Coping with Superior Vena Cava Syndrome in Childhood Cancer
Superior vena cava syndrome (SVCS) occurs when a person’s superior vena cava is partially blocked or compressed. The superior vena cava is a major vein in a person’s body. It carries blood from the head, neck, upper chest, and arms to the heart. Cancer is usually the main cause of SVCS.
More than 90% of cases of superior vena cava obstruction (SVCO) are caused by cancer – most commonly bronchogenic carcinoma, typically a tumour outside the vessel compressing the vessel wall – but it can, sometimes, have a benign cause.
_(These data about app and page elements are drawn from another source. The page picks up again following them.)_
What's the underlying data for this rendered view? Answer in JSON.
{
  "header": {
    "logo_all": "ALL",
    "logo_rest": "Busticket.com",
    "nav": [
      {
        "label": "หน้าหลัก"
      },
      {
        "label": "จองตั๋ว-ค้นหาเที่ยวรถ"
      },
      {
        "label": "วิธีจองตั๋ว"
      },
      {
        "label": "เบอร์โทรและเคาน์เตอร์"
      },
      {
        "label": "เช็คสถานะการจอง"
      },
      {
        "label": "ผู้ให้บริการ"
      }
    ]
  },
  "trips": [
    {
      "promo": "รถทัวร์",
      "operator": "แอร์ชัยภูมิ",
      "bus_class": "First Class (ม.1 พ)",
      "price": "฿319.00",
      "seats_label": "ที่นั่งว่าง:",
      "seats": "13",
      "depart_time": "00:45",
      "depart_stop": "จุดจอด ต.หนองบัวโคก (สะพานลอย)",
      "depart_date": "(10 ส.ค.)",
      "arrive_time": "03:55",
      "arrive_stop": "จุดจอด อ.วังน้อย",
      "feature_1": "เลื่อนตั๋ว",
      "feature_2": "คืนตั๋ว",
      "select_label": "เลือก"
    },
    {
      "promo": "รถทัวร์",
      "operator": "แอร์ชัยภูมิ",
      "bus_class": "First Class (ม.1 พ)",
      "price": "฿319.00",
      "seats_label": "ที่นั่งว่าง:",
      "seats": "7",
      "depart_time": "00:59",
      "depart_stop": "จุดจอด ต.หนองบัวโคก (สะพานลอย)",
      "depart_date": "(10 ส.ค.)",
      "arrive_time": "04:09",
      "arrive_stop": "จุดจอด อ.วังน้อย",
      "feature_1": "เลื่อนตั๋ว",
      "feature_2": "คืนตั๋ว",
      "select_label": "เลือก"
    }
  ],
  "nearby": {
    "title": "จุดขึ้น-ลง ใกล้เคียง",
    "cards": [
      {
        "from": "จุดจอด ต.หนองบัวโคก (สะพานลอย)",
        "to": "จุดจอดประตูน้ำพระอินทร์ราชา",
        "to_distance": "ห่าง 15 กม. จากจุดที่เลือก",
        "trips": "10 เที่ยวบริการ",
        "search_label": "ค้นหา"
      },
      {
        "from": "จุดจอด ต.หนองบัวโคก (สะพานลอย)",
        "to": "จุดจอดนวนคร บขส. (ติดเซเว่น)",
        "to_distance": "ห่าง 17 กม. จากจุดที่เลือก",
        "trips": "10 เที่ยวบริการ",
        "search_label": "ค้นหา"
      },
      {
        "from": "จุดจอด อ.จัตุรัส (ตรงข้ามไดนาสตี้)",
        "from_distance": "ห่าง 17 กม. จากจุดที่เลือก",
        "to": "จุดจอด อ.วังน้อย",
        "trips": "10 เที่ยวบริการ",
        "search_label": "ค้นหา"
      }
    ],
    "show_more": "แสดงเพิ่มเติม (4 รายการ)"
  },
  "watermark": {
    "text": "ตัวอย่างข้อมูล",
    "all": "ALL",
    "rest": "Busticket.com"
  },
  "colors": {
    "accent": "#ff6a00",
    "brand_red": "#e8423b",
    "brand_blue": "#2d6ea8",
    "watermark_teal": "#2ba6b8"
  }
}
SVCS is rare in children. However, SVCS in children can be life threatening. If your child has signs of SVCS, it is important to contact their health care team immediately.
A child’s trachea is smaller and softer than an adult’s trachea; this means that it can swell or become constricted quickly, causing breathing problems.
SVCS may develop quickly, completely blocking the airway. When this occurs, a person may need a ventilator to help with breathing until the blockage is treated. More commonly, if the blockage develops slowly, other veins may enlarge to carry extra blood. In these situations, the symptoms may be milder.
Sometimes, people with SVCS may not need treatment until SVCS is diagnosed. Or, they may not need treatment right away. This depends on whether the symptoms are mild, the trachea is not blocked, and blood is flowing well through other veins in the chest. At other times the CVS can be dealt with in various ways.
Read more about the Effects, Signs and Symptoms, Causes, Diagnosis and Treatment and more regarding SVCS on our static page, Superior Vena Cava Syndrome in Childhood Cancer